• [Work item]:
Return copies of the lines below that mention "open".

====

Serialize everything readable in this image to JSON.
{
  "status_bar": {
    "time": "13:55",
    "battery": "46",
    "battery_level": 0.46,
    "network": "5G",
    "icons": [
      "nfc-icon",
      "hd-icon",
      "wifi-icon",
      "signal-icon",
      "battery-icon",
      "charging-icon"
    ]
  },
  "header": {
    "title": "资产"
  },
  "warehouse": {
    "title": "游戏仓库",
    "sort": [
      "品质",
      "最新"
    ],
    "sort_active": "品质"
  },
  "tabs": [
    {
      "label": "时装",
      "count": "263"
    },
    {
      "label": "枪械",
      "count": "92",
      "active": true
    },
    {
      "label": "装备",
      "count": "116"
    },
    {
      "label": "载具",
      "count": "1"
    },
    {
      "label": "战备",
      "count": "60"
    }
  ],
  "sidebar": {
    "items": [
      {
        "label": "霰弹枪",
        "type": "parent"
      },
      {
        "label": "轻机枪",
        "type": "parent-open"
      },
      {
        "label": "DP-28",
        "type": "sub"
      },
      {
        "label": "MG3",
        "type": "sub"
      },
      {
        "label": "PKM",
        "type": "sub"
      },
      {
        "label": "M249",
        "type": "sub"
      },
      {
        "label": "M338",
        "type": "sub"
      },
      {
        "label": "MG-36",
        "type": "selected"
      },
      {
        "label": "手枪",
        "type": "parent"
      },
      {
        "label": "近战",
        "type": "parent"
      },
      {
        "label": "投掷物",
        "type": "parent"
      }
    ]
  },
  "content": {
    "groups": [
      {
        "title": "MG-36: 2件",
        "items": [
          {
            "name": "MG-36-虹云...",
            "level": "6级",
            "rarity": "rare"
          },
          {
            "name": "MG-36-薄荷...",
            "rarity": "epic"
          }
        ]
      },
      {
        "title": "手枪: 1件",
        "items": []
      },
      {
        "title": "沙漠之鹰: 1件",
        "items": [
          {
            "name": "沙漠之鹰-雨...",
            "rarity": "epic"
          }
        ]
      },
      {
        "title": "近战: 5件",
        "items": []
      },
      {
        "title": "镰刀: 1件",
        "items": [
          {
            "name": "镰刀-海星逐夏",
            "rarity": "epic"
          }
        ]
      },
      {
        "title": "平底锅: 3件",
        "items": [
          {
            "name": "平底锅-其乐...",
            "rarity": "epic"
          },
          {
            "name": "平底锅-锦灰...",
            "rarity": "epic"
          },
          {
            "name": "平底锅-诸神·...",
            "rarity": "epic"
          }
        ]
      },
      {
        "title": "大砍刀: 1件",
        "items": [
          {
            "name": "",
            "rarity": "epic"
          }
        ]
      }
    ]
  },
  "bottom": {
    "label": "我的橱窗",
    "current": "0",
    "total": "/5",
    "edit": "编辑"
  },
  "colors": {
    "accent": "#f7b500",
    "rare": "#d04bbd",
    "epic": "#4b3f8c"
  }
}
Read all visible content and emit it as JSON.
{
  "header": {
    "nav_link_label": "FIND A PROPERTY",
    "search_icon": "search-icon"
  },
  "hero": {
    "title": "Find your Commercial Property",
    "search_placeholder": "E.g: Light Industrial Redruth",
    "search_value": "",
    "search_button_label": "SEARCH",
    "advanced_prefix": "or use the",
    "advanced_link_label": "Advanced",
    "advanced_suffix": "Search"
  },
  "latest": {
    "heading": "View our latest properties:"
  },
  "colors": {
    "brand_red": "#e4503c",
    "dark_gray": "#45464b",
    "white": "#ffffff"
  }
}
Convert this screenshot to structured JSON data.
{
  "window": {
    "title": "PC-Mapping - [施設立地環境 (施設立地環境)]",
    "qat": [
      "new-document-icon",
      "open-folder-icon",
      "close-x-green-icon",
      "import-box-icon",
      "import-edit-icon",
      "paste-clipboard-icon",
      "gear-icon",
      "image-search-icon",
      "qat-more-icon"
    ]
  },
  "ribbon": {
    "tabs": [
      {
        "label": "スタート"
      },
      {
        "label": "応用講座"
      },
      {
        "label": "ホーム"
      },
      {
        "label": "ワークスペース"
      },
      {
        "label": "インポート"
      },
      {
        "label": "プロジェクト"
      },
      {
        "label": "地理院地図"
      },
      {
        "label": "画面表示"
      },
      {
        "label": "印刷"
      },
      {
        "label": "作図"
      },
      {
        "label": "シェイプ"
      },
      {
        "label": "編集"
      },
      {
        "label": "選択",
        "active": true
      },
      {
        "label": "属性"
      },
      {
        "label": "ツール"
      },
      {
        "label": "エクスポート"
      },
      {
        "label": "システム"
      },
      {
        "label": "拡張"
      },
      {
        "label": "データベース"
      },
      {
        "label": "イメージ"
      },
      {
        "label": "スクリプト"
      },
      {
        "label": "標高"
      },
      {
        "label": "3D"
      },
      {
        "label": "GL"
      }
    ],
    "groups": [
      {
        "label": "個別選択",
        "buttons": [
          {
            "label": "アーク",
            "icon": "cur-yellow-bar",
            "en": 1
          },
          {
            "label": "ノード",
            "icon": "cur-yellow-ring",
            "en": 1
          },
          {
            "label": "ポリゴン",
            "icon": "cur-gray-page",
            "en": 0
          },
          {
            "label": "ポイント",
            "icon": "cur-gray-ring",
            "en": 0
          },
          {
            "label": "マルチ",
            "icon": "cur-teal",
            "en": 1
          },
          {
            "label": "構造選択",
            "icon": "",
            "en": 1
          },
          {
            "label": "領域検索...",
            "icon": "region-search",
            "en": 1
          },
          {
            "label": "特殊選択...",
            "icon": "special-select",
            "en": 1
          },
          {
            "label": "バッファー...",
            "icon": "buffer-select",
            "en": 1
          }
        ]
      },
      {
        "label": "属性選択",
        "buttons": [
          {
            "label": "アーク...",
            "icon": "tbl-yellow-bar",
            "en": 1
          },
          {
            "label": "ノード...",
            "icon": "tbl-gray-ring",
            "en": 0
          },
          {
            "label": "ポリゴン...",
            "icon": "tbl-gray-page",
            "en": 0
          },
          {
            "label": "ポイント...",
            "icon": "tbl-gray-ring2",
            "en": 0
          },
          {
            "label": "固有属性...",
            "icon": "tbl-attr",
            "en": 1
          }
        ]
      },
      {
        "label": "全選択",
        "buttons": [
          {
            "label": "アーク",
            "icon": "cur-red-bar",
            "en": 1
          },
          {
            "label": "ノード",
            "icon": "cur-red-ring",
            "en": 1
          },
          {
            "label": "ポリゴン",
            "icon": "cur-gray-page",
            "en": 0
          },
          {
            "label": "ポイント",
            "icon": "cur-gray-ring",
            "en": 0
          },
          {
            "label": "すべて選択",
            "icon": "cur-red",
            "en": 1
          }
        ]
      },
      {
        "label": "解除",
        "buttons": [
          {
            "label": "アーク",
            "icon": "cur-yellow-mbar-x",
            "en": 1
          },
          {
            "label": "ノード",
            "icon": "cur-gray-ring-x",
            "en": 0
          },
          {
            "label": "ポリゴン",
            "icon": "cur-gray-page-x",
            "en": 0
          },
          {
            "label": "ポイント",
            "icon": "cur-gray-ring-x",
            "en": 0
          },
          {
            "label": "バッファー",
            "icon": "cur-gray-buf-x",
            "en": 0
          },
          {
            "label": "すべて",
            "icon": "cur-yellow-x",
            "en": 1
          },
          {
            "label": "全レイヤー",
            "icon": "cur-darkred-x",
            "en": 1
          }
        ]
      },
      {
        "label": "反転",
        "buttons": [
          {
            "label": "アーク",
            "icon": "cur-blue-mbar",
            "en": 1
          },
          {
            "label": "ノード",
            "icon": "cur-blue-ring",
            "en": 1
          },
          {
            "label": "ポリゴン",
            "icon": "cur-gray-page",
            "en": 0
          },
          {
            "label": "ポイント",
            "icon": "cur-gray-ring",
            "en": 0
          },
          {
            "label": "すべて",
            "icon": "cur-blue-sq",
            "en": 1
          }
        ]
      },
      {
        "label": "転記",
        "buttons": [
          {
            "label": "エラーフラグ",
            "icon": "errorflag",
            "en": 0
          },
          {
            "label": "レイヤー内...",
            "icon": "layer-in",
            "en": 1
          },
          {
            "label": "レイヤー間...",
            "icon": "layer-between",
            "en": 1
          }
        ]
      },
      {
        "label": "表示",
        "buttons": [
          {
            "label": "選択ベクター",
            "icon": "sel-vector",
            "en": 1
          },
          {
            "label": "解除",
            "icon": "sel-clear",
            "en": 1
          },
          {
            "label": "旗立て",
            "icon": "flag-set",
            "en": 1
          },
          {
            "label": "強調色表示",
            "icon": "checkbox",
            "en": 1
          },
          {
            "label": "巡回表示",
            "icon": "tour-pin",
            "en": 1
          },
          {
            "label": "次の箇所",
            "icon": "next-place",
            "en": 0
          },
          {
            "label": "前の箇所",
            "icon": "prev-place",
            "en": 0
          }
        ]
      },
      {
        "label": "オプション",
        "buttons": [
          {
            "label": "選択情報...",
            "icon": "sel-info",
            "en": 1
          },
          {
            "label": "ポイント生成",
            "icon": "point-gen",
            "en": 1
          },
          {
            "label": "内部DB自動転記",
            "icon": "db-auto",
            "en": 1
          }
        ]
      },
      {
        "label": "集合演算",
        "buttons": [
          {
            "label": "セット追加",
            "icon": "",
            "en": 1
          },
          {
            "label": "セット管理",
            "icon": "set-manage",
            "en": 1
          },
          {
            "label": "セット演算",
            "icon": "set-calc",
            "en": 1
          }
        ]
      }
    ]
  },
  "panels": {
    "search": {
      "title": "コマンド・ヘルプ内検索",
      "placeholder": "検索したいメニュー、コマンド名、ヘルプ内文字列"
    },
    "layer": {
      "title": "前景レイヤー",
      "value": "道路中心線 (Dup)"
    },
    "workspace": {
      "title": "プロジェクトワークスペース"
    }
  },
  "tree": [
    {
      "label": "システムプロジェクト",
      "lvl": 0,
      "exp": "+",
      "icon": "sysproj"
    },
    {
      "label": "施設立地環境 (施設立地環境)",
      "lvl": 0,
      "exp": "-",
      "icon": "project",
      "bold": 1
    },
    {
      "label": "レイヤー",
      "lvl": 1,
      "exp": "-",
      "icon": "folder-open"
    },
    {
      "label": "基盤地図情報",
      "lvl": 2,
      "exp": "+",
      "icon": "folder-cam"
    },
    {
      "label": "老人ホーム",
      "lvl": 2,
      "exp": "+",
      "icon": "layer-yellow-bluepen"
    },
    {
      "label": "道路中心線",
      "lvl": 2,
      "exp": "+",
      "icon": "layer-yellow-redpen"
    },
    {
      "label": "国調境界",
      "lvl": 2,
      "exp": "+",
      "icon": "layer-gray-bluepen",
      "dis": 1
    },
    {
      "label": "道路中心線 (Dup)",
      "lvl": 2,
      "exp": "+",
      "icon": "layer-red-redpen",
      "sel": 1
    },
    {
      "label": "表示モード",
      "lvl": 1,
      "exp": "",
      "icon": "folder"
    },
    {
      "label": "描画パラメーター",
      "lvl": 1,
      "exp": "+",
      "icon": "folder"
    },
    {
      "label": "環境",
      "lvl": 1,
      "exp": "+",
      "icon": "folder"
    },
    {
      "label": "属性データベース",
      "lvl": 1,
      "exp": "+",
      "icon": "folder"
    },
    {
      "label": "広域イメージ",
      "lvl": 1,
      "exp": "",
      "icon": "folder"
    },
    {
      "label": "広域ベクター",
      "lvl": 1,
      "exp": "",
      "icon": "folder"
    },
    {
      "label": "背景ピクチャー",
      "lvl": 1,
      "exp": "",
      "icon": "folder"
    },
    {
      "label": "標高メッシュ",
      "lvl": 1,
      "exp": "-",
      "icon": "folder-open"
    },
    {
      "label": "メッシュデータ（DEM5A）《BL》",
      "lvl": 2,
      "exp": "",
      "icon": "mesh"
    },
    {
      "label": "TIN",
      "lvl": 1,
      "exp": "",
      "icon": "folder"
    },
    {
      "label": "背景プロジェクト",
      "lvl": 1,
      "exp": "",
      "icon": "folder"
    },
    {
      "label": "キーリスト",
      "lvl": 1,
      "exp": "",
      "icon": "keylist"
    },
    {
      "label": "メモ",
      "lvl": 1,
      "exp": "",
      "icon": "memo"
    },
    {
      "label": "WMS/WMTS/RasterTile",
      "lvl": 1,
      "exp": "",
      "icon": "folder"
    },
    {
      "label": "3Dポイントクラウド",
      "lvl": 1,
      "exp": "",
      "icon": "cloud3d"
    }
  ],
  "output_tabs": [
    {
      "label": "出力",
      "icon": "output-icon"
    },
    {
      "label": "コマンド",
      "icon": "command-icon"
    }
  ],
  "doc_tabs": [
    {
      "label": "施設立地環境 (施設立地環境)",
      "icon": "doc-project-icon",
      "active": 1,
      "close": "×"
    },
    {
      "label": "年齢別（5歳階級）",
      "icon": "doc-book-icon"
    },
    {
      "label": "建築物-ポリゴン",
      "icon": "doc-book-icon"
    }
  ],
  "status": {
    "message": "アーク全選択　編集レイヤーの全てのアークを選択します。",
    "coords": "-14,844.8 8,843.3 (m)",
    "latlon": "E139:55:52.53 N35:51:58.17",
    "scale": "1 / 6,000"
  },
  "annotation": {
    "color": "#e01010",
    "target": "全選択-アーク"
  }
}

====

• [Your response]:
        "type": "parent-open"
      "open-folder-icon",
      "icon": "folder-open"
      "icon": "folder-open"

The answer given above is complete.